Should you try to emulate this delivery? No. You need to find your own style. Just sit back and enjoy a speaker who has found theirs.

Learn from the best

Speaking at the trial at which he was sentenced to life imprisonment. Pretoria, South Africa, 1964.
Full text
Audio recording [V]

“During my lifetime I have dedicated myself to this struggle of the African people. I have fought against white domination, and I have fought against black domination. I have cherished the ideal of a democratic and free society in which all persons live together in harmony and with equal opportunities. It is an ideal which I hope to live for and to achieve. But if needs be, it is an ideal for which I am prepared to die.”

Nelson Mandela is a gifted orator, and he uses short sentences and pauses to perfection. His speech assembly is classic, he tells you what he’s going to talk about, he talks about it, and he then tells you what he told you. The listener then has three opportunities to take in the information.

The closing lines of this speech were made all the more powerful by his use of the pause. The pause is one of a speaker’s most valuable tools. It is a marker of important facts. Used before a revelation, it builds anticipation, and after an important fact it stamps it and gives the listener time to take in and process the information. The average listener doesn’t follow long sentences, the fewer words used to deliver information the better we process it. Use the pause, enjoy it’s power because when you are silent during a presentation, the whole audience waits in anticipation for what’s coming next.

Speak Like Yourself (No, Really)
Jezra Kaye

One the worst mistakes to make when giving a talk is to adopt a fake persona. This never works. It’s painful for you, and painful for the audience. It’s far better to um and ah your way through a talk in your own voice—it’s more credible, and may even make the audience pay closer attention. Of course, you need to work on your delivery, but it will take many talks in front of many audiences to get to the place you want to be, and you have to start somewhere.

This book offers a set of practical techniques to improve your speaking but starts from the premise that you need to accept your own style of delivery and not sabotage yourself. It is extremely useful if you’re still finding your voice as a speaker.

10 ways for a conference to upset their speakers
Troy Hunt

We all have day jobs. Speaking a conferences might be part of that job, or just something we love to do. But that doesn’t mean we should be pushovers. Conference speakers sometimes don’t get the best treatment. We are not a commodity, and it takes a lot of time and effort to put together a great talk.

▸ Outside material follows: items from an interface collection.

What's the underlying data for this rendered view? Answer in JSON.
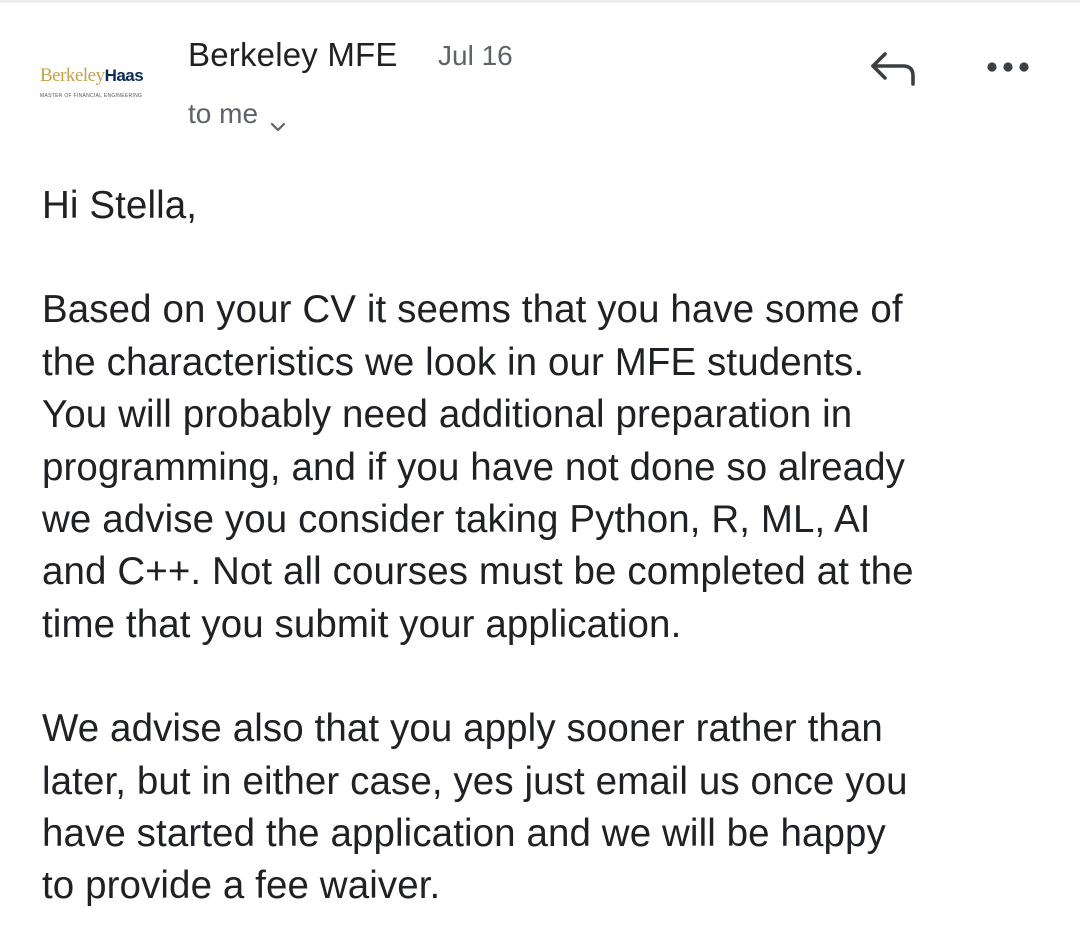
{
  "sender": {
    "name": "Berkeley MFE",
    "date": "Jul 16",
    "recipient_label": "to me",
    "logo": {
      "brand_primary": "Berkeley",
      "brand_secondary": "Haas",
      "subtitle": "MASTER OF FINANCIAL ENGINEERING"
    }
  },
  "icons": {
    "reply": "reply-arrow-icon",
    "more": "more-horizontal-icon",
    "chevron": "chevron-down-icon"
  },
  "message": {
    "greeting": "Hi Stella,",
    "paragraphs": [
      "Based on your CV it seems that you have some of\nthe characteristics we look in our MFE students.\nYou will probably need additional preparation in\nprogramming, and if you have not done so already\nwe advise you consider taking Python, R, ML, AI\nand C++. Not all courses must be completed at the\ntime that you submit your application.",
      "We advise also that you apply sooner rather than\nlater, but in either case, yes just email us once you\nhave started the application and we will be happy\nto provide a fee waiver."
    ]
  },
  "colors": {
    "logo_gold": "#c4a24a",
    "logo_navy": "#0b2a57",
    "text": "#202124",
    "secondary_text": "#5f6368"
  }
}
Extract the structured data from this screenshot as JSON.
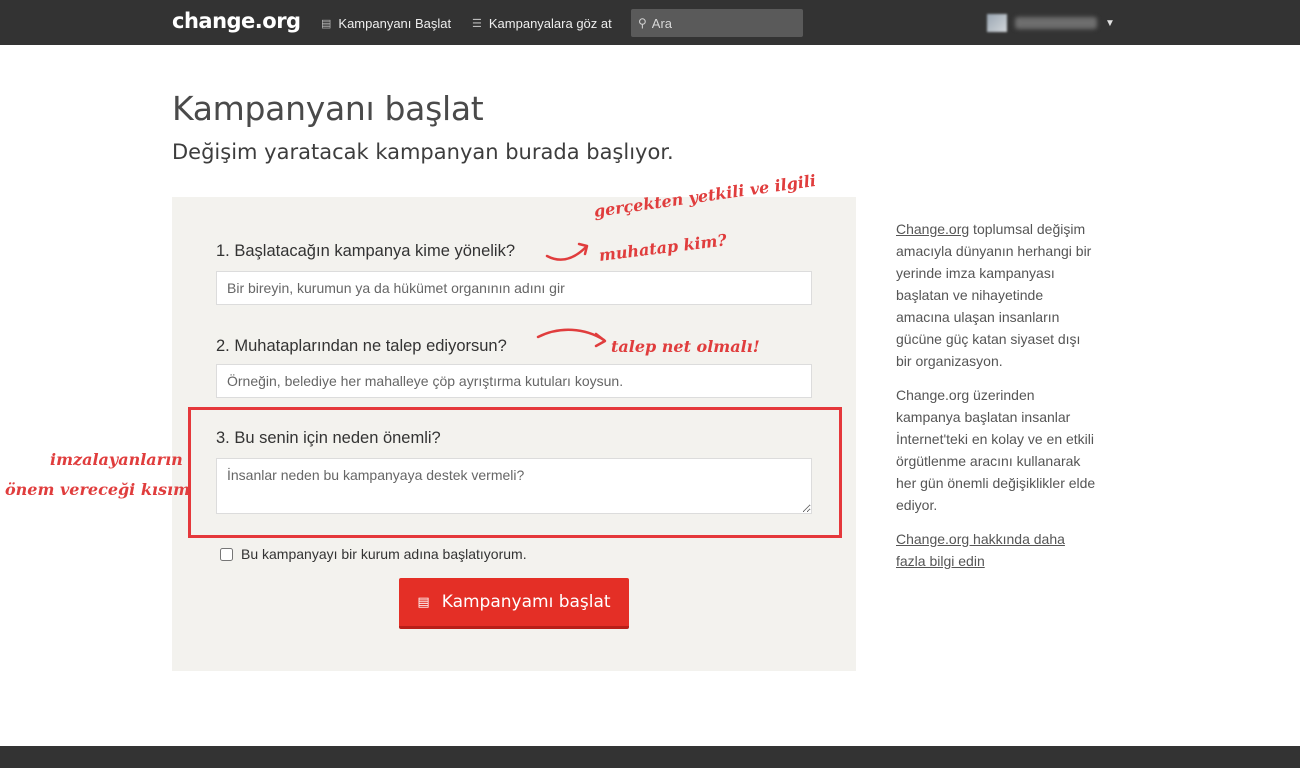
{
  "nav": {
    "logo": "change.org",
    "start_campaign": "Kampanyanı Başlat",
    "browse_campaigns": "Kampanyalara göz at",
    "search_placeholder": "Ara"
  },
  "header": {
    "title": "Kampanyanı başlat",
    "subtitle": "Değişim yaratacak kampanyan burada başlıyor."
  },
  "form": {
    "q1": {
      "label": "1. Başlatacağın kampanya kime yönelik?",
      "placeholder": "Bir bireyin, kurumun ya da hükümet organının adını gir"
    },
    "q2": {
      "label": "2. Muhataplarından ne talep ediyorsun?",
      "placeholder": "Örneğin, belediye her mahalleye çöp ayrıştırma kutuları koysun."
    },
    "q3": {
      "label": "3. Bu senin için neden önemli?",
      "placeholder": "İnsanlar neden bu kampanyaya destek vermeli?"
    },
    "org_checkbox_label": "Bu kampanyayı bir kurum adına başlatıyorum.",
    "org_checkbox_checked": false,
    "submit_label": "Kampanyamı başlat"
  },
  "annotations": {
    "target_note_line1": "gerçekten yetkili ve ilgili",
    "target_note_line2": "muhatap kim?",
    "demand_note": "talep net olmalı!",
    "importance_note_line1": "imzalayanların",
    "importance_note_line2": "önem vereceği kısım",
    "color": "#e03d3d"
  },
  "sidebar": {
    "p1_link": "Change.org",
    "p1_rest": " toplumsal değişim amacıyla dünyanın herhangi bir yerinde imza kampanyası başlatan ve nihayetinde amacına ulaşan insanların gücüne güç katan siyaset dışı bir organizasyon.",
    "p2": "Change.org üzerinden kampanya başlatan insanlar İnternet'teki en kolay ve en etkili örgütlenme aracını kullanarak her gün önemli değişiklikler elde ediyor.",
    "learn_more_link": "Change.org hakkında daha fazla bilgi edin"
  },
  "colors": {
    "topbar": "#333333",
    "panel": "#f3f2ee",
    "cta": "#e42f26",
    "highlight_border": "#e5383b"
  }
}
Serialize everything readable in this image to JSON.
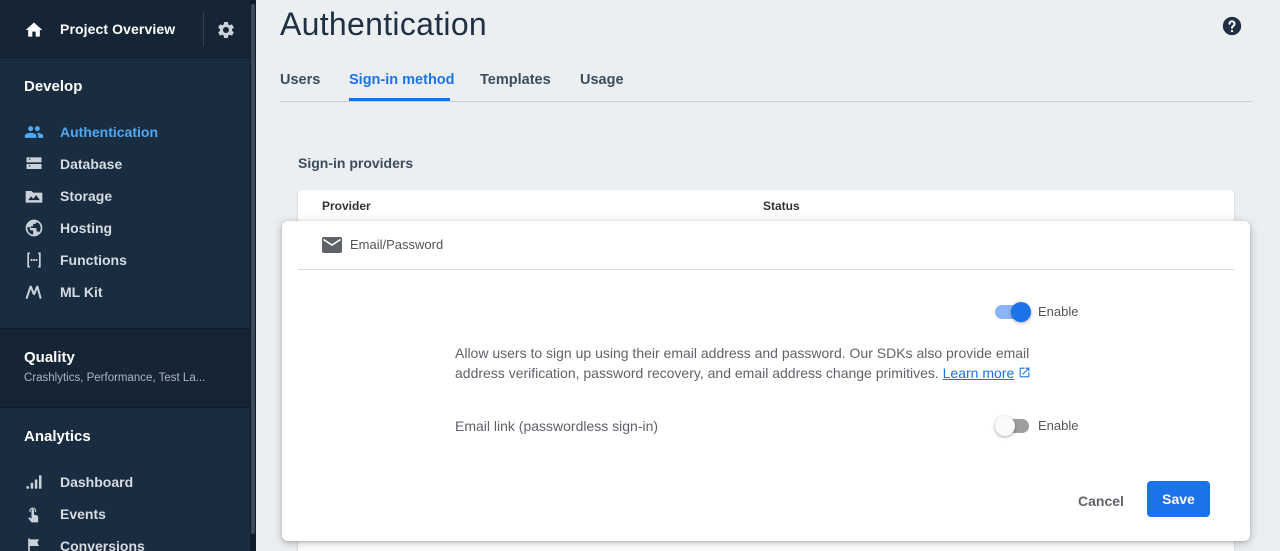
{
  "sidebar": {
    "project_title": "Project Overview",
    "develop": {
      "title": "Develop",
      "items": [
        {
          "label": "Authentication",
          "icon": "people-icon",
          "active": true
        },
        {
          "label": "Database",
          "icon": "database-icon"
        },
        {
          "label": "Storage",
          "icon": "storage-icon"
        },
        {
          "label": "Hosting",
          "icon": "globe-icon"
        },
        {
          "label": "Functions",
          "icon": "functions-icon"
        },
        {
          "label": "ML Kit",
          "icon": "ml-kit-icon"
        }
      ]
    },
    "quality": {
      "title": "Quality",
      "subtitle": "Crashlytics, Performance, Test La..."
    },
    "analytics": {
      "title": "Analytics",
      "items": [
        {
          "label": "Dashboard",
          "icon": "bar-chart-icon"
        },
        {
          "label": "Events",
          "icon": "touch-icon"
        },
        {
          "label": "Conversions",
          "icon": "flag-icon"
        }
      ]
    }
  },
  "main": {
    "title": "Authentication",
    "tabs": [
      {
        "label": "Users"
      },
      {
        "label": "Sign-in method",
        "active": true
      },
      {
        "label": "Templates"
      },
      {
        "label": "Usage"
      }
    ],
    "providers_title": "Sign-in providers",
    "table": {
      "columns": [
        "Provider",
        "Status"
      ]
    },
    "dialog": {
      "provider": "Email/Password",
      "primary_toggle": {
        "label": "Enable",
        "enabled": true
      },
      "description": "Allow users to sign up using their email address and password. Our SDKs also provide email address verification, password recovery, and email address change primitives.",
      "learn_more": "Learn more",
      "email_link_label": "Email link (passwordless sign-in)",
      "secondary_toggle": {
        "label": "Enable",
        "enabled": false
      },
      "cancel_label": "Cancel",
      "save_label": "Save"
    }
  },
  "colors": {
    "sidebar_bg": "#1a2c3f",
    "accent": "#1a73e8",
    "active_nav": "#4fa9f6"
  }
}
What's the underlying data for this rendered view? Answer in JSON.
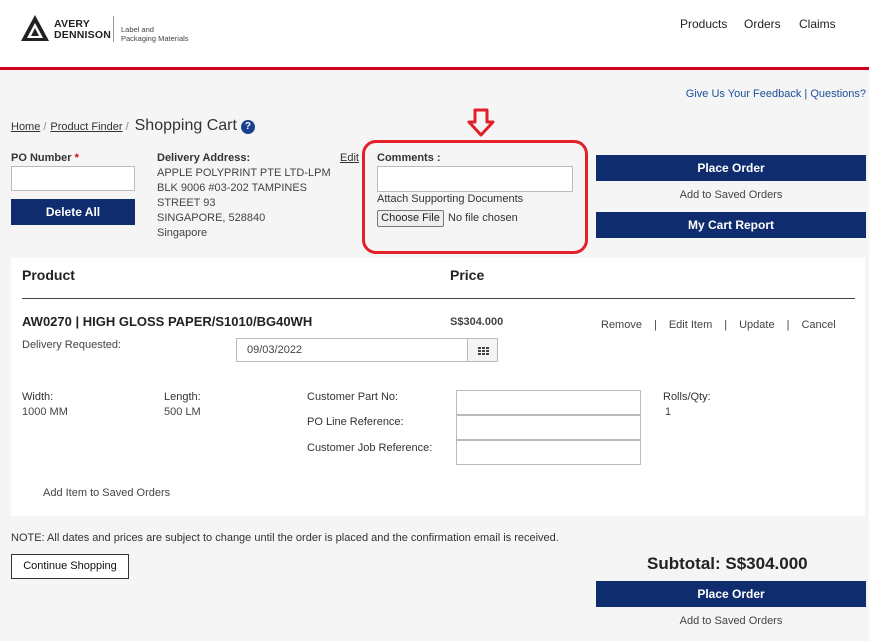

I like this blog post because it reminds me that we are part of community, and we need to stand up for ourselves. Don’t feel you have to put up with nonsense just because you are starting out.

(First published 2017-09-13)

Three Conferences

VoxxedDays Vienna

Part of a series of worldwide conferences, VoxxedDays Vienna is organised by the local community to share knowledge and extend the skills of developers. Most of the talks are in English, with some only in German. Talk about comfort – the event is located in a cinema, so you’ll enjoy comfortable seats and big screens too. Enjoy the city that Beethoven, Mozart and Sigmund Freud called home. Vienna is calling!


Join the R community and some of South Africa’s most forward thinking companies to hear from and network with top researchers, data scientists and developers. The event will kick off with a day of workshops held by keynote speakers, followed by a day of conferencing. Your registration also includes one month free access to DataCamp. Take an extra day or two and explore Cape Town, perhaps taking the cable car to the top of the mountain to enjoy the spectacular view!

Kafka Summit London

Are you a data architect, engineer, devops professional or developer interested in learning about streaming data? Then the first European Kafka Summit is the place to be! It pulls the Apache Kafka community together to share best practices, write code and discover the world of streaming data. The venue is conveniently located near Victoria Station and many major attractions, such as Buckingham Palace and the London Eye.

CFP Calendar

These are the CFP deadline dates and submission pages.